In order for our immersive theater and murder mystery experiences to be successful, all the necessary elements must fall into place. From the setting and mood, to the right immersive theater performers and audiences. Many times, creative teams must pull from their imagination to think of various clues, backstories, and character relationships that can be used in each production. However, every so often, there are stories, even historical ones, that unfold with all the elements to make a potentially great performance.
This week, Live in Theater returns to our Murder Mystery NYC Diaries blog series with the one such story, “The Unfortunate Murder of Benjamin Nathan.” Benjamin’s murder has become one of the most celebrated murder mysteries to ever occur in NYC.
Records say the night of July 28th, 1870 was one for the history books, with thunder and lighting combining to illuminate and shake the sky like never before. Benjamin Nathan, a wealthy stockbroker had been found murdered, in a pool of blood.
On the night of the murder, Benjamin had intended to spend the night with his sons on 23rd street and would travel back to his home in Morristown, New Jersey the next day. Little did Benjamin know that he would never make it home.
Screams of “MURDER!” had woken the neighborhood and alerted the nearby patrolman walking his beat. Rushing to the scene, the policeman found Nathan’s two sons on the stoop of their mansion, one of whom was covered in blood. Upstairs lay the mangled body of Benjamin Nathan, close to the door of the mansion’s library.
The police investigation found the door to a safe wide open with the key conveniently missing. A drawer from the safe was laying on a bed, and a tin containing papers near a blood-smeared writing desk. On the desk, a partially written check and stub for $10,000. The investigation concluded that Benjamin had been struck while writing the check. Lastly, the investigation found the murder weapon, an object known as a carpenter’s “dog” and a trail of bloody footprints leading from the murder scene, down the steps and out to the street.
Speculation for this case grew rapidly and wildly.
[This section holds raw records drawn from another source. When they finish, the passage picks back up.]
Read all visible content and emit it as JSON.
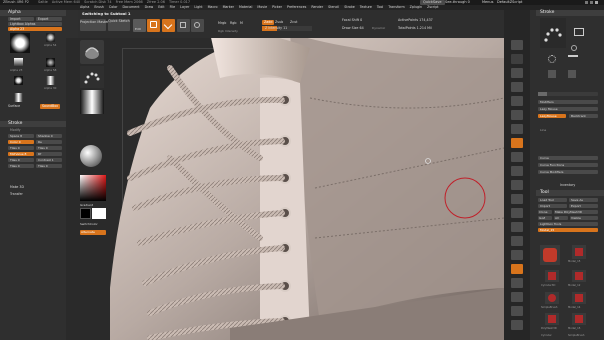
{
  "app": {
    "title": "ZBrush 4R6 P2",
    "menu_left": [
      "Saltle",
      "Active Mem 640",
      "Scratch Disk 74",
      "Free Mem 2066",
      "Zfree 2.06",
      "Timer 0.017"
    ],
    "menu_right_label": "QuickSave",
    "see_through_label": "See-through 0",
    "menus_label": "Menus",
    "default_zscript": "DefaultZScript"
  },
  "menubar": [
    "Alpha",
    "Brush",
    "Color",
    "Document",
    "Draw",
    "Edit",
    "File",
    "Layer",
    "Light",
    "Macro",
    "Marker",
    "Material",
    "Movie",
    "Picker",
    "Preferences",
    "Render",
    "Stencil",
    "Stroke",
    "Texture",
    "Tool",
    "Transform",
    "Zplugin",
    "Zscript"
  ],
  "switching_label": "Switching to Subtool 1",
  "top_tools": {
    "projection_master": "Projection Master",
    "quick_sketch": "Quick Sketch",
    "edit": "Edit",
    "draw": "Draw",
    "move": "Move",
    "scale": "Scale",
    "rotate": "Rotate",
    "mrgb": "Mrgb",
    "rgb": "Rgb",
    "m": "M",
    "rgb_intensity": "Rgb Intensity",
    "zadd": "Zadd",
    "zsub": "Zsub",
    "zcut": "Zcut",
    "z_intensity": "Z Intensity 11",
    "focal_shift": "Focal Shift 0",
    "draw_size": "Draw Size 64",
    "dynamic": "Dynamic",
    "active_points": "ActivePoints 174,437",
    "total_points": "TotalPoints 1.214 Mil"
  },
  "left_panel": {
    "header": "Alpha",
    "import": "Import",
    "export": "Export",
    "lightbox_alphas": "Lightbox Alphas",
    "alpha_value": "Alpha 23",
    "alpha_labels": [
      "Alpha 23",
      "Alpha 54",
      "Alpha 58",
      "Alpha 30"
    ],
    "surface": "Surface",
    "sound_box": "SoundBox",
    "stroke_header": "Stroke",
    "modify": "Modify",
    "stroke_rows": [
      [
        "Space 8",
        "Shadow 0"
      ],
      [
        "Color 0",
        "Re"
      ],
      [
        "Tiles 0",
        "Tiles 0"
      ],
      [
        "MidValue 8",
        "Rf"
      ],
      [
        "Tiles 0",
        "Contrast 1"
      ],
      [
        "Tiles 0",
        "Tiles 0"
      ]
    ],
    "gradient": "Gradient",
    "switch_color": "SwitchColor",
    "alternate": "Alternate",
    "make3d": "Make 3D",
    "transfer": "Transfer"
  },
  "right_panel": {
    "header": "Stroke",
    "modifiers": "Modifiers",
    "lazy_mouse": "Lazy Mouse",
    "lazy_mouse_value": "LazyMouse",
    "backtrack": "Backtrack",
    "line": "Line",
    "curve": "Curve",
    "curve_functions": "Curve Functions",
    "curve_modifiers": "Curve Modifiers",
    "inventory": "Inventory",
    "tool_header": "Tool",
    "load_tool": "Load Tool",
    "save_as": "Save As",
    "import": "Import",
    "export": "Export",
    "clone": "Clone",
    "make_polymesh": "Make PolyMesh3D",
    "goz": "GoZ",
    "all": "All",
    "visible": "Visible",
    "lightbox_tools": "Lightbox Tools",
    "tool_value": "Model_15",
    "tool_thumbs": [
      "Model_15",
      "Cylinder3D",
      "Model_12",
      "SimpleBrush",
      "Model_14",
      "PolyMesh3D",
      "Model_15",
      "Cylinder",
      "SimpleBrush"
    ]
  },
  "right_icons": [
    "BPR",
    "SPix",
    "Scroll",
    "Zoom",
    "Actual",
    "AAHalf",
    "Persp",
    "Floor",
    "Local",
    "LSym",
    "Xyz",
    "Frame",
    "Move",
    "Scale",
    "Rotate",
    "Line Fill",
    "PolyF",
    "Transp",
    "Dynamic",
    "Solo",
    "Xpose"
  ],
  "colors": {
    "accent": "#d8741c",
    "panel": "#303030",
    "canvas": "#2b2b2b",
    "cursor_ring": "#c0202a"
  }
}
Many claimed that Nathan’s oldest son Washington was the murderer, as he had the most to gain from his father’s death. Others believed that a burglar had been waiting in the shadows, having to kill Benjamin to prevent him from alerting his sons. Twenty-third street became a hotspot, with visitors and stage-drivers stopping to oggle the mansion and second-floor window.
An illustration depicting the crime scene
The murder remains unsolved, even after a confession of guilt by the notorious burglar John T. Irving. Irving promised to provide corroborating evidence for the murder, as long as the District Attorney would not prosecute him for two burglaries. However, the deal did not go as planned, with Irving unable to successfully come forth with the necessary evidence. He was subsequently arrested for the two burglaries and sent to jail.
Stay tuned for the next entry in our exciting Murder Mystery NYC Diaries series!
For the introduction to this series, click here.